Buffalo Artist James Cooper III to Produce New Mural Honoring John E. Brent
Thursday, July 9, 2020
Buffalo, NY – The Albright-Knox’s Public Art Initiative recently announced a new mural by Buffalo-based artist James Cooper III, depicting John E. Brent, Buffalo’s first African American architect, will be installed at the Buffalo Zoo.
Cooper produces colorful and evocative abstract works for traditional and public settings. Most recognizably in our landscape, he worked with William Cooper (no relation) to produce two large fifty-foot by twenty-foot murals installed at the Buffalo Niagara Medical Campus near the intersection of High Street and Michigan Avenue. Cooper has also worked with John Baker and other local artists to produce murals for the Buffalo Sabres and the City of Buffalo.
For this project, Cooper collaborated with Christine Parker, a local historian and authority on the life and legacy of John Brent. Parker curated an exhibition at the Burchfield Penney Art Center, Through These Gates: Buffalo’s First African American Architect, John E. Brent (October 9, 2015–March 27, 2016), detailing Brent’s contributions to our region.
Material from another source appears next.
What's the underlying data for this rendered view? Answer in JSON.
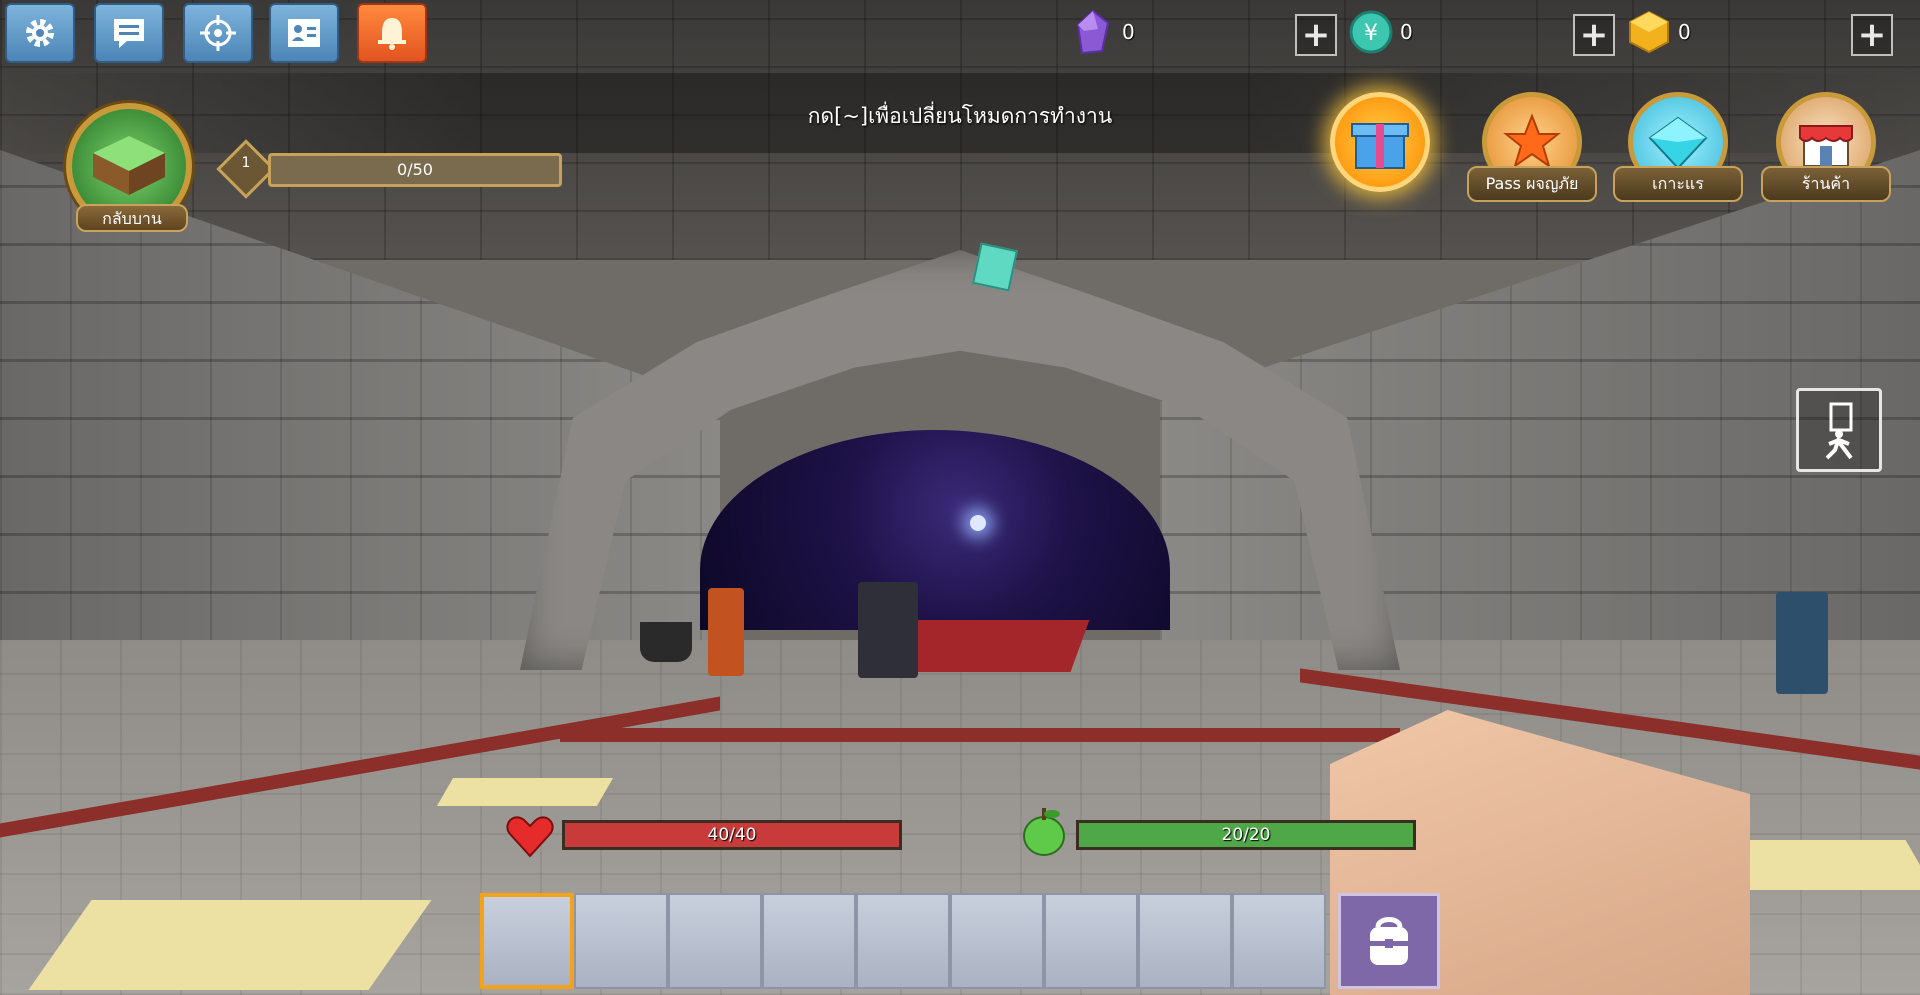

In addition to his architectural work, Brent was an active leader in the African American community, serving as the first President of the Buffalo Branch of the NAACP.
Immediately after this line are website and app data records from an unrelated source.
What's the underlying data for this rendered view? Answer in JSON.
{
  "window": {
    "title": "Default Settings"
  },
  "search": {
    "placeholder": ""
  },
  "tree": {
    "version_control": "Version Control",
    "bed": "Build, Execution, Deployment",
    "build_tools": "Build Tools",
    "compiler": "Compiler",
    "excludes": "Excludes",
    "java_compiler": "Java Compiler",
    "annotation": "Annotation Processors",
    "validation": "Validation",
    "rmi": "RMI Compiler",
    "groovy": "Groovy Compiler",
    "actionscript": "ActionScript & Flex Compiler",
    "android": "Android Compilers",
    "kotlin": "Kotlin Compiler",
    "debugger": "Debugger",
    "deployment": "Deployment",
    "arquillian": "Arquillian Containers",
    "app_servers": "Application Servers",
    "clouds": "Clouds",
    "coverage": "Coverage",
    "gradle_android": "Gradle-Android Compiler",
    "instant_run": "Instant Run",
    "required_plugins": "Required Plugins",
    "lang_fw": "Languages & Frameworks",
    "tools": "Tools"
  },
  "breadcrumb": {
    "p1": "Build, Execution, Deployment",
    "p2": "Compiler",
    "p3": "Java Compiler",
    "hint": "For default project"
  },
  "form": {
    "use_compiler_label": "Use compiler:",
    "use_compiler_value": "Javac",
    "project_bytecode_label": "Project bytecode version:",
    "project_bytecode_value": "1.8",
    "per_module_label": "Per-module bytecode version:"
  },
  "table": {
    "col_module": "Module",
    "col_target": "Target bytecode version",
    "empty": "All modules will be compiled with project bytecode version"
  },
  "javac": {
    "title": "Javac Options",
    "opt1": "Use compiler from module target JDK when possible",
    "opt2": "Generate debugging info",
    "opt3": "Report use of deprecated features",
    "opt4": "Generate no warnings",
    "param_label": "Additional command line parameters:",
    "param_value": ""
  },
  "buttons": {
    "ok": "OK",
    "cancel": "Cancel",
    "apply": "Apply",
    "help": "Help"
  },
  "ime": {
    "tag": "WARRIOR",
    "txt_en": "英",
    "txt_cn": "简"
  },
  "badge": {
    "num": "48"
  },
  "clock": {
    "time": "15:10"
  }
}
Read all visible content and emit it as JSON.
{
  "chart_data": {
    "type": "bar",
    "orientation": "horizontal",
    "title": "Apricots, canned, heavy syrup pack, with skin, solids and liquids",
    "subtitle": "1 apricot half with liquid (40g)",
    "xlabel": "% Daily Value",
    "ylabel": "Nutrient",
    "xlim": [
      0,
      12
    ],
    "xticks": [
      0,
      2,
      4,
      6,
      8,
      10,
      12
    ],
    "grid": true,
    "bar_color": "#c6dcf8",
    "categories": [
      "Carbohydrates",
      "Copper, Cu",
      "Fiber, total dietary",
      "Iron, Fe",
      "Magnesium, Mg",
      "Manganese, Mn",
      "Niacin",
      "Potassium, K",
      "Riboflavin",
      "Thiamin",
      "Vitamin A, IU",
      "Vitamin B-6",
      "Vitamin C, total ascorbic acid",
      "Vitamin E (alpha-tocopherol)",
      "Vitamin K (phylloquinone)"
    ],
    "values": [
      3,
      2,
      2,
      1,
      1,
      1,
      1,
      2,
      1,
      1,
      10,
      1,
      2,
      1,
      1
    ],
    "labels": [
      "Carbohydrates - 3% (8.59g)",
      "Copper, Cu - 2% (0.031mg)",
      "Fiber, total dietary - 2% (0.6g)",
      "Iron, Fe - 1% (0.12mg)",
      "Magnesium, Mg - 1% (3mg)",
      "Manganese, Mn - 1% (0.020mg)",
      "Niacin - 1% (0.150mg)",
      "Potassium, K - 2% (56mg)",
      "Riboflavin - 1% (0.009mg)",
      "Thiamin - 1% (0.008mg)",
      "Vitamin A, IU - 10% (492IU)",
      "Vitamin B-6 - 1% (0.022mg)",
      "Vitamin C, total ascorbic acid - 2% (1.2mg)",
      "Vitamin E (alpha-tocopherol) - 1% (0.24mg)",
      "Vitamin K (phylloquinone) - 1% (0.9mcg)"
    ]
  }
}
Among Brent’s most significant architectural designs is the Michigan Avenue branch of the Y.M.C.A. (1928), which was his first large commission. He posthumously received recognition in Buffalo for the gates and landscape architecture he produced for the Buffalo Zoological Gardens. The cast iron gates, numbers three and four, created in 1935 and anchored in concrete piers with Onondaga limestone veneers, provide welcoming entrances to zoo paths. The structures were listed on the National Register of Historic Places in 2013.
Cooper has utilized the scholarship and materials provided by Parker to create a mural celebrating Brent’s accomplishments, with the finished work to be installed at the Buffalo Zoo adjacent to Brent’s iron gates.
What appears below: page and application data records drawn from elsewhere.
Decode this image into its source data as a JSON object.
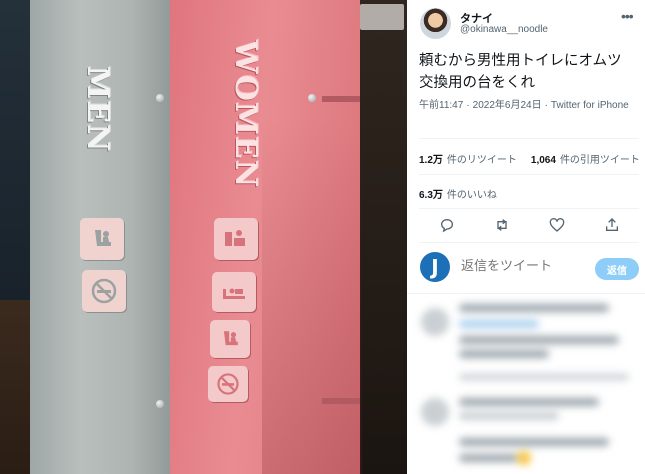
{
  "photo": {
    "men_label": "MEN",
    "women_label": "WOMEN",
    "men_icons": [
      "baby-seat-icon",
      "no-smoking-icon"
    ],
    "women_icons": [
      "nursing-room-icon",
      "diaper-changing-icon",
      "baby-seat-icon",
      "no-smoking-icon"
    ],
    "colors": {
      "men_panel": "#b4bab8",
      "women_panel": "#e4828a"
    }
  },
  "tweet": {
    "display_name": "タナイ",
    "handle": "@okinawa__noodle",
    "text_line1": "頼むから男性用トイレにオムツ",
    "text_line2": "交換用の台をくれ",
    "time": "午前11:47",
    "date": "2022年6月24日",
    "source": "Twitter for iPhone",
    "retweets_count": "1.2万",
    "retweets_label": "件のリツイート",
    "quotes_count": "1,064",
    "quotes_label": "件の引用ツイート",
    "likes_count": "6.3万",
    "likes_label": "件のいいね",
    "actions": [
      "reply-icon",
      "retweet-icon",
      "like-icon",
      "share-icon"
    ],
    "reply_avatar_letter": "J",
    "reply_placeholder": "返信をツイート",
    "reply_button": "返信",
    "colors": {
      "accent": "#1d9bf0",
      "reply_button": "#8ecdf8"
    }
  }
}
John Edmonston Brent, 1889–1962
Buffalo’s First African American Architect
John Edmonston Brent was a native son of Washington, D.C., born into a family of African American architects. He was named after his grandfather, who was born a slave and later purchased his freedom and that of his wife, Elizabeth. Brent’s father, Calvin Thomas Stowe Brent, was also an architect. Both grandfather and father contributed to the design and construction of Episcopalian churches, homes, and various structures in the historical U Street Corridor in Washington, D.C. Many of these structures remain and are located in the African American Historical Corridor of the city; many have been placed on the National Registry of Historical Places.
Brent received his primary education in the public-school system of Washington, D.C. In 1904, at the age of fifteen, he enrolled in carpentry at Tuskegee Institute and graduated in 1907. He then returned to Washington, D.C., until he was awarded a full scholarship for architecture at the Drexel Institute of Arts, Sciences, and Industry in Philadelphia, graduating in 1912.
Brent was employed by the Department of the Interior from 1931 to 1934 and was assigned to Howard University along with a team of talented Black architects. They contributed to the design of Founders Library, Frederick Douglass Hall, and the chemistry classroom building. Following this assignment, Brent worked on smaller commissions from his Lonsdale Road office and residence in the historic Hamlin area of Buffalo. Known for his design of the Michigan Avenue Y.M.C.A. at 585 Michigan Avenue (demolished in 1977), he was encouraged to apply for a junior landscape position with the City of Buffalo’s Parks Department on the recommendation of the Executive Director and Curator of the Buffalo Zoo, Marlin Perkins, of the famed Mutual of Omaha’s Wild Kingdom. Brent was employed by the City of Buffalo from 1935 until his retirement in 1959. In 2013, Brent’s design of the Entrance Court at the Buffalo Zoo (1938) was placed on the National Register of Historic Places.